=== Section Start ===

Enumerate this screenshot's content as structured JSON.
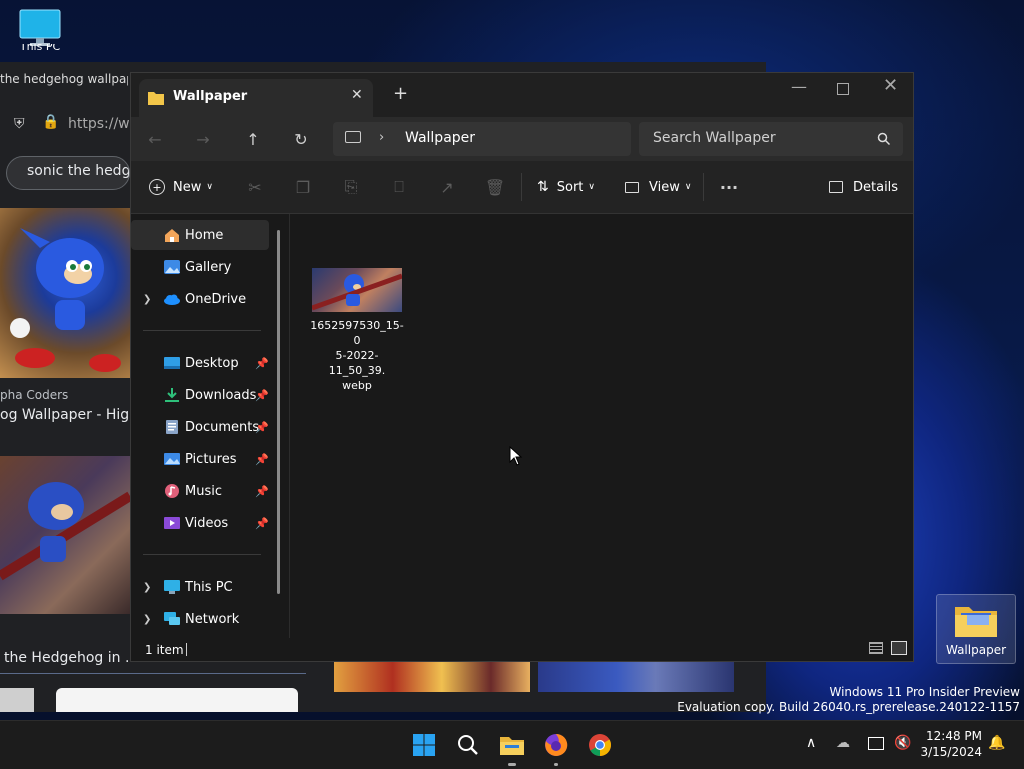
{
  "desktop": {
    "this_pc_label": "This PC",
    "wallpaper_folder_label": "Wallpaper",
    "watermark_line1": "Windows 11 Pro Insider Preview",
    "watermark_line2": "Evaluation copy. Build 26040.rs_prerelease.240122-1157"
  },
  "browser": {
    "tab_title": "the hedgehog wallpaper",
    "address_text": "https://ww",
    "search_chip": "sonic the hedgeh",
    "result1_source": "pha Coders",
    "result1_title": "og Wallpaper - High",
    "result2_title": "the Hedgehog in ..."
  },
  "explorer": {
    "tab_title": "Wallpaper",
    "breadcrumb": "Wallpaper",
    "search_placeholder": "Search Wallpaper",
    "toolbar": {
      "new_label": "New",
      "sort_label": "Sort",
      "view_label": "View",
      "more_label": "···",
      "details_label": "Details"
    },
    "nav": {
      "home": "Home",
      "gallery": "Gallery",
      "onedrive": "OneDrive",
      "desktop": "Desktop",
      "downloads": "Downloads",
      "documents": "Documents",
      "pictures": "Pictures",
      "music": "Music",
      "videos": "Videos",
      "this_pc": "This PC",
      "network": "Network"
    },
    "file": {
      "name_line1": "1652597530_15-0",
      "name_line2": "5-2022-11_50_39.",
      "name_line3": "webp"
    },
    "status": "1 item"
  },
  "taskbar": {
    "time": "12:48 PM",
    "date": "3/15/2024"
  },
  "colors": {
    "accent": "#0078d4",
    "folder_yellow": "#f3c649",
    "explorer_bg": "#191919"
  }
}
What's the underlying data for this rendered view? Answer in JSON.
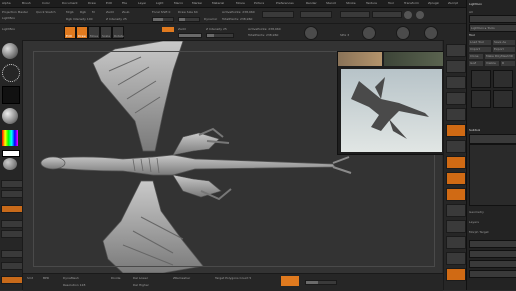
{
  "menubar": {
    "items": [
      "Alpha",
      "Brush",
      "Color",
      "Document",
      "Draw",
      "Edit",
      "File",
      "Layer",
      "Light",
      "Macro",
      "Marker",
      "Material",
      "Movie",
      "Picture",
      "Preferences",
      "Render",
      "Stencil",
      "Stroke",
      "Texture",
      "Tool",
      "Transform",
      "Zplugin",
      "Zscript"
    ]
  },
  "toolbar": {
    "projection_label": "Projection Master",
    "lightbox_label": "LightBox",
    "quick_sketch_label": "Quick Sketch",
    "edit_label": "Edit",
    "draw_label": "Draw",
    "move_label": "Move",
    "scale_label": "Scale",
    "rotate_label": "Rotate",
    "mrgb_label": "Mrgb",
    "rgb_label": "Rgb",
    "m_label": "M",
    "rgb_intensity_label": "Rgb Intensity 100",
    "zadd_label": "Zadd",
    "zsub_label": "Zsub",
    "z_intensity_label": "Z Intensity 25",
    "focal_shift_label": "Focal Shift 0",
    "draw_size_label": "Draw Size 64",
    "dynamic_label": "Dynamic",
    "active_points_label": "ActivePoints: 238,960",
    "total_points_label": "TotalPoints: 238,960",
    "bpr_label": "BPR",
    "spix_label": "SPix 3",
    "floor_label": "Floor",
    "local_label": "Local",
    "xyz_label": "Xyz",
    "frame_label": "Frame",
    "move_btn_label": "Move",
    "zoom3d_label": "Zoom3D",
    "rotate_btn_label": "Rotate",
    "polyf_label": "PolyF",
    "transp_label": "Transp",
    "solo_label": "Solo",
    "xpose_label": "Xpose"
  },
  "right_tray": {
    "title": "Lightbox",
    "tool_label": "Tool",
    "load_tool": "Load Tool",
    "save_as": "Save As",
    "import": "Import",
    "export": "Export",
    "clone": "Clone",
    "make_polymesh": "Make PolyMesh3D",
    "goz": "GoZ",
    "all": "All",
    "visible": "Visible",
    "r": "R",
    "lightbox_tools": "Lightbox ▸ Tools",
    "subtool_label": "Subtool",
    "geometry_label": "Geometry",
    "layers_label": "Layers",
    "morph_label": "Morph Target"
  },
  "bottombar": {
    "smt_label": "Smt",
    "bpr_label": "BPR",
    "dynamesh_label": "DynaMesh",
    "resolution_label": "Resolution 128",
    "zremesher_label": "ZRemesher",
    "target_label": "Target Polygons Count 5",
    "divide_label": "Divide",
    "del_lower": "Del Lower",
    "del_higher": "Del Higher"
  },
  "colors": {
    "accent": "#e07a1f",
    "background": "#2b2b2b",
    "viewport": "#333333"
  }
}
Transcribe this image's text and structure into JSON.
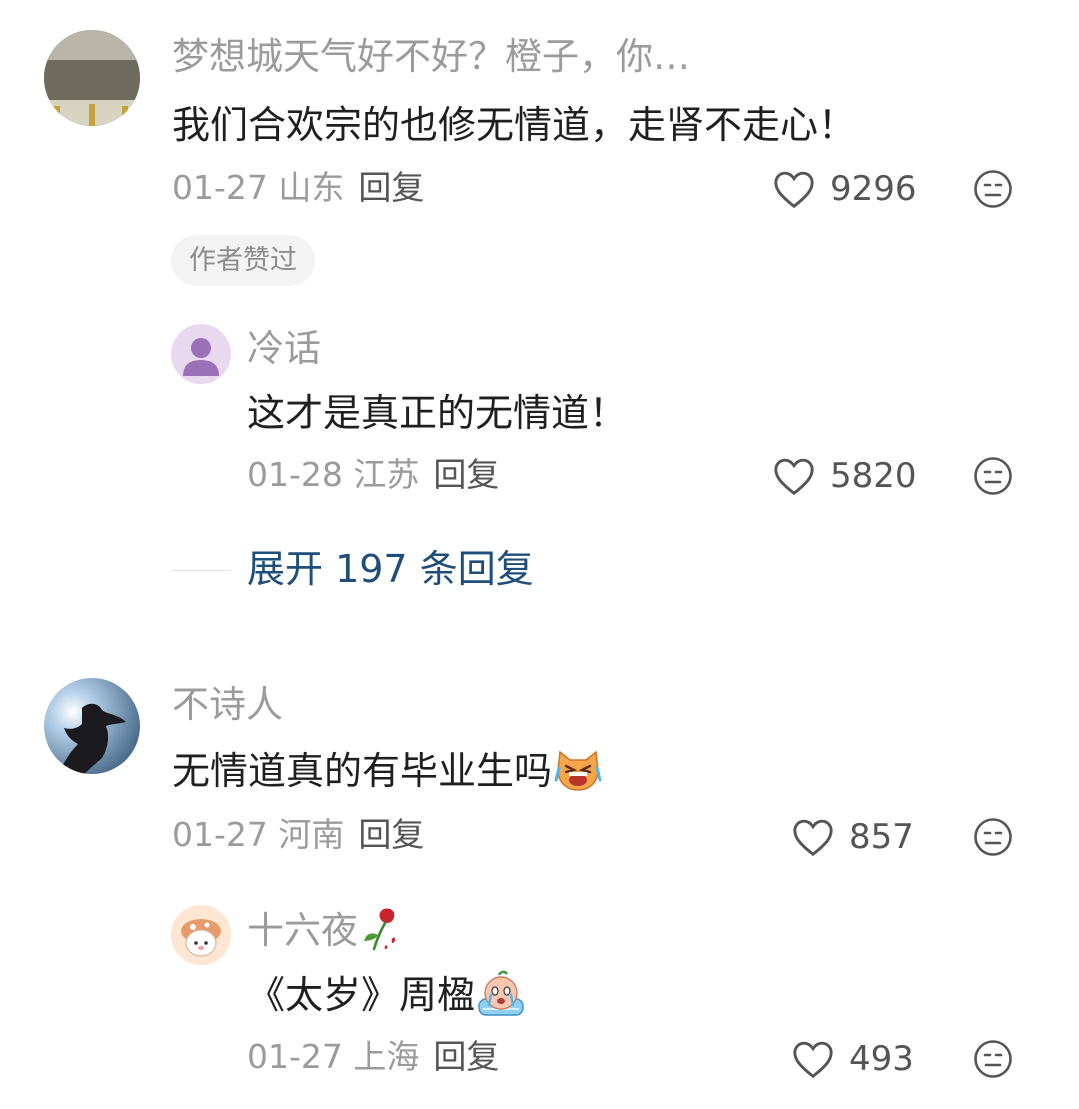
{
  "comments": [
    {
      "name": "梦想城天气好不好？橙子，你…",
      "content": "我们合欢宗的也修无情道，走肾不走心！",
      "date_loc": "01-27 山东",
      "reply_label": "回复",
      "likes": "9296",
      "badge": "作者赞过"
    },
    {
      "name": "冷话",
      "content": "这才是真正的无情道！",
      "date_loc": "01-28 江苏",
      "reply_label": "回复",
      "likes": "5820"
    },
    {
      "name": "不诗人",
      "content": "无情道真的有毕业生吗",
      "date_loc": "01-27 河南",
      "reply_label": "回复",
      "likes": "857"
    },
    {
      "name": "十六夜",
      "content": "《太岁》周楹",
      "date_loc": "01-27 上海",
      "reply_label": "回复",
      "likes": "493"
    }
  ],
  "expand_replies": "展开 197 条回复",
  "colors": {
    "name": "#9b9b9b",
    "content": "#1f1f1f",
    "link": "#1f4e7a",
    "badge_bg": "#f3f3f3"
  },
  "icons": [
    "heart-outline-icon",
    "meh-face-icon",
    "rose-emoji",
    "crying-cat-emoji",
    "crying-face-emoji"
  ]
}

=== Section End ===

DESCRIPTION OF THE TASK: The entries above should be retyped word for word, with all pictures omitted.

OUTPUT:
Enumerate this screenshot's content as structured JSON.
{
  "desktop": {
    "this_pc_label": "This PC",
    "wallpaper_folder_label": "Wallpaper",
    "watermark_line1": "Windows 11 Pro Insider Preview",
    "watermark_line2": "Evaluation copy. Build 26040.rs_prerelease.240122-1157"
  },
  "browser": {
    "tab_title": "the hedgehog wallpaper",
    "address_text": "https://ww",
    "search_chip": "sonic the hedgeh",
    "result1_source": "pha Coders",
    "result1_title": "og Wallpaper - High",
    "result2_title": "the Hedgehog in ..."
  },
  "explorer": {
    "tab_title": "Wallpaper",
    "breadcrumb": "Wallpaper",
    "search_placeholder": "Search Wallpaper",
    "toolbar": {
      "new_label": "New",
      "sort_label": "Sort",
      "view_label": "View",
      "more_label": "···",
      "details_label": "Details"
    },
    "nav": {
      "home": "Home",
      "gallery": "Gallery",
      "onedrive": "OneDrive",
      "desktop": "Desktop",
      "downloads": "Downloads",
      "documents": "Documents",
      "pictures": "Pictures",
      "music": "Music",
      "videos": "Videos",
      "this_pc": "This PC",
      "network": "Network"
    },
    "file": {
      "name_line1": "1652597530_15-0",
      "name_line2": "5-2022-11_50_39.",
      "name_line3": "webp"
    },
    "status": "1 item"
  },
  "taskbar": {
    "time": "12:48 PM",
    "date": "3/15/2024"
  },
  "colors": {
    "accent": "#0078d4",
    "folder_yellow": "#f3c649",
    "explorer_bg": "#191919"
  }
}
What's the underlying data for this rendered view? Answer in JSON.
{
  "menubar": {
    "items": [
      "Alpha",
      "Brush",
      "Color",
      "Document",
      "Draw",
      "Edit",
      "File",
      "Layer",
      "Light",
      "Macro",
      "Marker",
      "Material",
      "Movie",
      "Picture",
      "Preferences",
      "Render",
      "Stencil",
      "Stroke",
      "Texture",
      "Tool",
      "Transform",
      "Zplugin",
      "Zscript"
    ]
  },
  "toolbar": {
    "projection_label": "Projection Master",
    "lightbox_label": "LightBox",
    "quick_sketch_label": "Quick Sketch",
    "edit_label": "Edit",
    "draw_label": "Draw",
    "move_label": "Move",
    "scale_label": "Scale",
    "rotate_label": "Rotate",
    "mrgb_label": "Mrgb",
    "rgb_label": "Rgb",
    "m_label": "M",
    "rgb_intensity_label": "Rgb Intensity 100",
    "zadd_label": "Zadd",
    "zsub_label": "Zsub",
    "z_intensity_label": "Z Intensity 25",
    "focal_shift_label": "Focal Shift 0",
    "draw_size_label": "Draw Size 64",
    "dynamic_label": "Dynamic",
    "active_points_label": "ActivePoints: 238,960",
    "total_points_label": "TotalPoints: 238,960",
    "bpr_label": "BPR",
    "spix_label": "SPix 3",
    "floor_label": "Floor",
    "local_label": "Local",
    "xyz_label": "Xyz",
    "frame_label": "Frame",
    "move_btn_label": "Move",
    "zoom3d_label": "Zoom3D",
    "rotate_btn_label": "Rotate",
    "polyf_label": "PolyF",
    "transp_label": "Transp",
    "solo_label": "Solo",
    "xpose_label": "Xpose"
  },
  "right_tray": {
    "title": "Lightbox",
    "tool_label": "Tool",
    "load_tool": "Load Tool",
    "save_as": "Save As",
    "import": "Import",
    "export": "Export",
    "clone": "Clone",
    "make_polymesh": "Make PolyMesh3D",
    "goz": "GoZ",
    "all": "All",
    "visible": "Visible",
    "r": "R",
    "lightbox_tools": "Lightbox ▸ Tools",
    "subtool_label": "Subtool",
    "geometry_label": "Geometry",
    "layers_label": "Layers",
    "morph_label": "Morph Target"
  },
  "bottombar": {
    "smt_label": "Smt",
    "bpr_label": "BPR",
    "dynamesh_label": "DynaMesh",
    "resolution_label": "Resolution 128",
    "zremesher_label": "ZRemesher",
    "target_label": "Target Polygons Count 5",
    "divide_label": "Divide",
    "del_lower": "Del Lower",
    "del_higher": "Del Higher"
  },
  "colors": {
    "accent": "#e07a1f",
    "background": "#2b2b2b",
    "viewport": "#333333"
  }
}
Transcribe this image's text and structure into JSON.
{
  "comments": [
    {
      "name": "梦想城天气好不好？橙子，你…",
      "content": "我们合欢宗的也修无情道，走肾不走心！",
      "date_loc": "01-27 山东",
      "reply_label": "回复",
      "likes": "9296",
      "badge": "作者赞过"
    },
    {
      "name": "冷话",
      "content": "这才是真正的无情道！",
      "date_loc": "01-28 江苏",
      "reply_label": "回复",
      "likes": "5820"
    },
    {
      "name": "不诗人",
      "content": "无情道真的有毕业生吗",
      "date_loc": "01-27 河南",
      "reply_label": "回复",
      "likes": "857"
    },
    {
      "name": "十六夜",
      "content": "《太岁》周楹",
      "date_loc": "01-27 上海",
      "reply_label": "回复",
      "likes": "493"
    }
  ],
  "expand_replies": "展开 197 条回复",
  "colors": {
    "name": "#9b9b9b",
    "content": "#1f1f1f",
    "link": "#1f4e7a",
    "badge_bg": "#f3f3f3"
  },
  "icons": [
    "heart-outline-icon",
    "meh-face-icon",
    "rose-emoji",
    "crying-cat-emoji",
    "crying-face-emoji"
  ]
}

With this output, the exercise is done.